  • Jami met with the American Anthropological Association on both visits, receiving confirmation of a partnership that is planned to be announced in conjunction with their upcoming annual meeting. They worked with us to determine the best strategy for working our programs into their upcoming initiatives.
  • Jami met with the National Humanities Alliance Executive Director to investigate partnership opportunities. They remain interested in working with us, but our current model does not exactly fit their needs, so we are continuing to explore partnership opportunities with them.
  • Jami met with the National Communication Association and signed a formal partnership agreement with their executive director while there. We recently announced this partnership.
  • While in D.C., Jami also visited Howard University as part of our efforts to do outreach to historically black colleges and universities (HBCUs). She worked with staff at the Center for Excellence in Teaching, Learning, and Assessment (CETLA) at Howard to give a presentation, which she also blogged about.
  • Additionally, Jami signed a partnership agreement with the American Studies Association, which we announced early in October, to improve Wikipedia's coverage of U.S. culture and history from multiple perspectives.
Jami discusses teaching with Wikipedia with a prospective instructor at the American Sociological Association conference.

We also recruited new faculty in Future of Facts-related disciplines through exhibiting at the American Political Science Association conference and the American Sociological Association conference (ASA is one of our existing partners). These provided opportunities for us to find new faculty who might be interested in teaching with Wikipedia in future terms, setting us up to be successful for the Future of Facts initiative.

Finally, Board Chair PJ Tabit, Executive Director Frank Schulenburg, Director of Programs LiAnna Davis, Educational Partnerships Manager Jami Mathewson, Community Engagement Manager Ryan McGrady, Product Manager Sage Ross, and Outreach Manager Samantha Weald joined former Research Fellow Zach McDowell to attend Wikimania 2017, in Montreal, Canada. As part of the pre-conference sessions, Jami and Samantha led a four-hour Teaching with Wikipedia workshop for local Montreal faculty, Sage and Google Summer of Code intern Sejal Khatri participated in the Hackathon, and LiAnna led sessions during the Learning Days. During Wikimania, LiAnna presented on our Year of Science initiative launched last year; Zach presented on his student learning outcomes research project; and Ryan presented on the Visiting Scholars program with San Francisco State University Visiting Scholar Jackie Koerner, Smithsonian Libraries' Diana Shaw, Consumer Reports' Lane Rasberry, and Cochrane Visiting Scholar Jennifer Dawson. Wikimania was a great opportunity for us to connect with other education program leaders globally, learning from their programs and sharing our own learnings, which will help inform our Future of Facts initiative moving forward.

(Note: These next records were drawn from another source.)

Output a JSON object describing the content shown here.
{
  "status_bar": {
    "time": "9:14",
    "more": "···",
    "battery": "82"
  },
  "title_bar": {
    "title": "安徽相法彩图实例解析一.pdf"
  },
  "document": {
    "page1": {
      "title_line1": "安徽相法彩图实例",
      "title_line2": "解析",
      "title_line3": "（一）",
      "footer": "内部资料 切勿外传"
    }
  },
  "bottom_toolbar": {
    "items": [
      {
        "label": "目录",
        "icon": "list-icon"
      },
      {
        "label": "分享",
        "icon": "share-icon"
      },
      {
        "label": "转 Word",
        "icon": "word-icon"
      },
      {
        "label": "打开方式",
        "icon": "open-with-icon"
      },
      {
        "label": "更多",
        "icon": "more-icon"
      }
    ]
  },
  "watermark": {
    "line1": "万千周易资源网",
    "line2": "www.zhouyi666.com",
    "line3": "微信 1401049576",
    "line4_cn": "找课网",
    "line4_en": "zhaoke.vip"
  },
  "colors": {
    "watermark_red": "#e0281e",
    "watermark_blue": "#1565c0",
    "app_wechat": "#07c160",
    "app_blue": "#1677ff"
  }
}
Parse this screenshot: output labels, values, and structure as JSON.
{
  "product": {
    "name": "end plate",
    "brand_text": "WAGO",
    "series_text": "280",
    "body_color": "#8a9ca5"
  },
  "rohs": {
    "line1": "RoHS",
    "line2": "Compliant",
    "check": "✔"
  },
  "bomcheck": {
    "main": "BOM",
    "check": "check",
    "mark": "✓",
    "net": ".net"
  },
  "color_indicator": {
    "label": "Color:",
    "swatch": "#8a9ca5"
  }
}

Our work over the five-month grant period has enabled us to create a plan that we believe will enable us to successfully execute our Future of Facts initiative from both a fundraising and a programs perspective. We are excited to see where this work goes, and we thank the Simple APG Committee for their support for our initiatives!


Please link to a detailed financial report for your spending during the grant period. This should be in the same format as your detailed budget from your Simple APG application.

See Final tab on our original budget spreadsheet.

Please include the total amount of Simple APG funds you spent during the grant period.